MATERIAL SUPPLIED section start
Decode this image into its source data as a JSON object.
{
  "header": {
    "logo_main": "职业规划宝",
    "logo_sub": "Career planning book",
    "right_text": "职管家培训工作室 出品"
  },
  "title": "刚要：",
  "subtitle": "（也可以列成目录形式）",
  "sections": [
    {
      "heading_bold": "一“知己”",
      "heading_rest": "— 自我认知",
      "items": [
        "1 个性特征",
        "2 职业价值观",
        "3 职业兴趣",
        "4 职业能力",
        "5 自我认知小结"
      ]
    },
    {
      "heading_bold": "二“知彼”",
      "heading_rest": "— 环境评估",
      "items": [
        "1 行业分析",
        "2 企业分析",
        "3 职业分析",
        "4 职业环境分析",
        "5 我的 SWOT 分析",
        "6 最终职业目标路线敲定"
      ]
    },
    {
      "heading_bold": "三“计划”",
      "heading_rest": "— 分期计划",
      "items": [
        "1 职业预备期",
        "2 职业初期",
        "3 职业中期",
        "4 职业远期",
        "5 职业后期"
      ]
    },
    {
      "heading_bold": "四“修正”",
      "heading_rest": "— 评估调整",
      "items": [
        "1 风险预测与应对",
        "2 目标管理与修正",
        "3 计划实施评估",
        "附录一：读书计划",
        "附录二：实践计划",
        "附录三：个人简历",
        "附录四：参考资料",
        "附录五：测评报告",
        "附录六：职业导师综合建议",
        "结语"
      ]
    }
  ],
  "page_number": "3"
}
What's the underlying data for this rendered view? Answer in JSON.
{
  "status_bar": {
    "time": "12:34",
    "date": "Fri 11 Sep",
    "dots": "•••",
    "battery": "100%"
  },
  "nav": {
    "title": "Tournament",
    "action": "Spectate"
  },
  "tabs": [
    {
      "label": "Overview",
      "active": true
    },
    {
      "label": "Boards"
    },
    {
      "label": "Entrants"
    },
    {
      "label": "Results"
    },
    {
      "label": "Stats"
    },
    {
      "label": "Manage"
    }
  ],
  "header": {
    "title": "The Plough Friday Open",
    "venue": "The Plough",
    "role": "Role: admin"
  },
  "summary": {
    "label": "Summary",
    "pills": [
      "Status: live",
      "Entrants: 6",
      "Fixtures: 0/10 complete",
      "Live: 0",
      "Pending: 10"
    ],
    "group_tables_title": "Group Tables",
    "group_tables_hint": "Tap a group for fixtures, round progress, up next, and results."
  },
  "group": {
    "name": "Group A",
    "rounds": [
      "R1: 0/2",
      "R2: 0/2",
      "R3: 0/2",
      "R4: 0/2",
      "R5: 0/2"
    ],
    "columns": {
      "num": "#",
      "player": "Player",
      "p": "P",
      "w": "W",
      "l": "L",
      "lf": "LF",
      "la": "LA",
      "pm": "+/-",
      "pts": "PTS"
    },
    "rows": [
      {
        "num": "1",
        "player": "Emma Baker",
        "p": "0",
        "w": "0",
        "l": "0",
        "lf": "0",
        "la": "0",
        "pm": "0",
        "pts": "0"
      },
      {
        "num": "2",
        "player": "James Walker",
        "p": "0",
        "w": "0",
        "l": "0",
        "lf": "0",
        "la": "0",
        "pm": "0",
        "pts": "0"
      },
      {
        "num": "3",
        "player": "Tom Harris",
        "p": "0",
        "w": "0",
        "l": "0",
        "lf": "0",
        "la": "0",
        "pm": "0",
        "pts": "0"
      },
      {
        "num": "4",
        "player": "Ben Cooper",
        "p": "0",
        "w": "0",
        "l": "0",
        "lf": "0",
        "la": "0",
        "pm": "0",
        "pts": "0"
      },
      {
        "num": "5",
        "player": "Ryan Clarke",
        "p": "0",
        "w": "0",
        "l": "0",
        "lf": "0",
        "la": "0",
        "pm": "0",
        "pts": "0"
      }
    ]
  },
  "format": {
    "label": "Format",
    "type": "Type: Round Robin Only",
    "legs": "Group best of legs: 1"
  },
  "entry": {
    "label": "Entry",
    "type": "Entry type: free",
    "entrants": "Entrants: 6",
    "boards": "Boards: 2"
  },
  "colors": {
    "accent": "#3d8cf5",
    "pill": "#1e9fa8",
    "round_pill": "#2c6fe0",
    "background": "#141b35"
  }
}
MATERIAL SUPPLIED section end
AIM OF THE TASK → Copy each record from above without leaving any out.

EXERCISE RESPONSE →
Decode this image into its source data as a JSON object.
{
  "header": {
    "logo_main": "职业规划宝",
    "logo_sub": "Career planning book",
    "right_text": "职管家培训工作室 出品"
  },
  "title": "刚要：",
  "subtitle": "（也可以列成目录形式）",
  "sections": [
    {
      "heading_bold": "一“知己”",
      "heading_rest": "— 自我认知",
      "items": [
        "1 个性特征",
        "2 职业价值观",
        "3 职业兴趣",
        "4 职业能力",
        "5 自我认知小结"
      ]
    },
    {
      "heading_bold": "二“知彼”",
      "heading_rest": "— 环境评估",
      "items": [
        "1 行业分析",
        "2 企业分析",
        "3 职业分析",
        "4 职业环境分析",
        "5 我的 SWOT 分析",
        "6 最终职业目标路线敲定"
      ]
    },
    {
      "heading_bold": "三“计划”",
      "heading_rest": "— 分期计划",
      "items": [
        "1 职业预备期",
        "2 职业初期",
        "3 职业中期",
        "4 职业远期",
        "5 职业后期"
      ]
    },
    {
      "heading_bold": "四“修正”",
      "heading_rest": "— 评估调整",
      "items": [
        "1 风险预测与应对",
        "2 目标管理与修正",
        "3 计划实施评估",
        "附录一：读书计划",
        "附录二：实践计划",
        "附录三：个人简历",
        "附录四：参考资料",
        "附录五：测评报告",
        "附录六：职业导师综合建议",
        "结语"
      ]
    }
  ],
  "page_number": "3"
}
What's the underlying data for this rendered view? Answer in JSON.
{
  "status_bar": {
    "time": "12:34",
    "date": "Fri 11 Sep",
    "dots": "•••",
    "battery": "100%"
  },
  "nav": {
    "title": "Tournament",
    "action": "Spectate"
  },
  "tabs": [
    {
      "label": "Overview",
      "active": true
    },
    {
      "label": "Boards"
    },
    {
      "label": "Entrants"
    },
    {
      "label": "Results"
    },
    {
      "label": "Stats"
    },
    {
      "label": "Manage"
    }
  ],
  "header": {
    "title": "The Plough Friday Open",
    "venue": "The Plough",
    "role": "Role: admin"
  },
  "summary": {
    "label": "Summary",
    "pills": [
      "Status: live",
      "Entrants: 6",
      "Fixtures: 0/10 complete",
      "Live: 0",
      "Pending: 10"
    ],
    "group_tables_title": "Group Tables",
    "group_tables_hint": "Tap a group for fixtures, round progress, up next, and results."
  },
  "group": {
    "name": "Group A",
    "rounds": [
      "R1: 0/2",
      "R2: 0/2",
      "R3: 0/2",
      "R4: 0/2",
      "R5: 0/2"
    ],
    "columns": {
      "num": "#",
      "player": "Player",
      "p": "P",
      "w": "W",
      "l": "L",
      "lf": "LF",
      "la": "LA",
      "pm": "+/-",
      "pts": "PTS"
    },
    "rows": [
      {
        "num": "1",
        "player": "Emma Baker",
        "p": "0",
        "w": "0",
        "l": "0",
        "lf": "0",
        "la": "0",
        "pm": "0",
        "pts": "0"
      },
      {
        "num": "2",
        "player": "James Walker",
        "p": "0",
        "w": "0",
        "l": "0",
        "lf": "0",
        "la": "0",
        "pm": "0",
        "pts": "0"
      },
      {
        "num": "3",
        "player": "Tom Harris",
        "p": "0",
        "w": "0",
        "l": "0",
        "lf": "0",
        "la": "0",
        "pm": "0",
        "pts": "0"
      },
      {
        "num": "4",
        "player": "Ben Cooper",
        "p": "0",
        "w": "0",
        "l": "0",
        "lf": "0",
        "la": "0",
        "pm": "0",
        "pts": "0"
      },
      {
        "num": "5",
        "player": "Ryan Clarke",
        "p": "0",
        "w": "0",
        "l": "0",
        "lf": "0",
        "la": "0",
        "pm": "0",
        "pts": "0"
      }
    ]
  },
  "format": {
    "label": "Format",
    "type": "Type: Round Robin Only",
    "legs": "Group best of legs: 1"
  },
  "entry": {
    "label": "Entry",
    "type": "Entry type: free",
    "entrants": "Entrants: 6",
    "boards": "Boards: 2"
  },
  "colors": {
    "accent": "#3d8cf5",
    "pill": "#1e9fa8",
    "round_pill": "#2c6fe0",
    "background": "#141b35"
  }
}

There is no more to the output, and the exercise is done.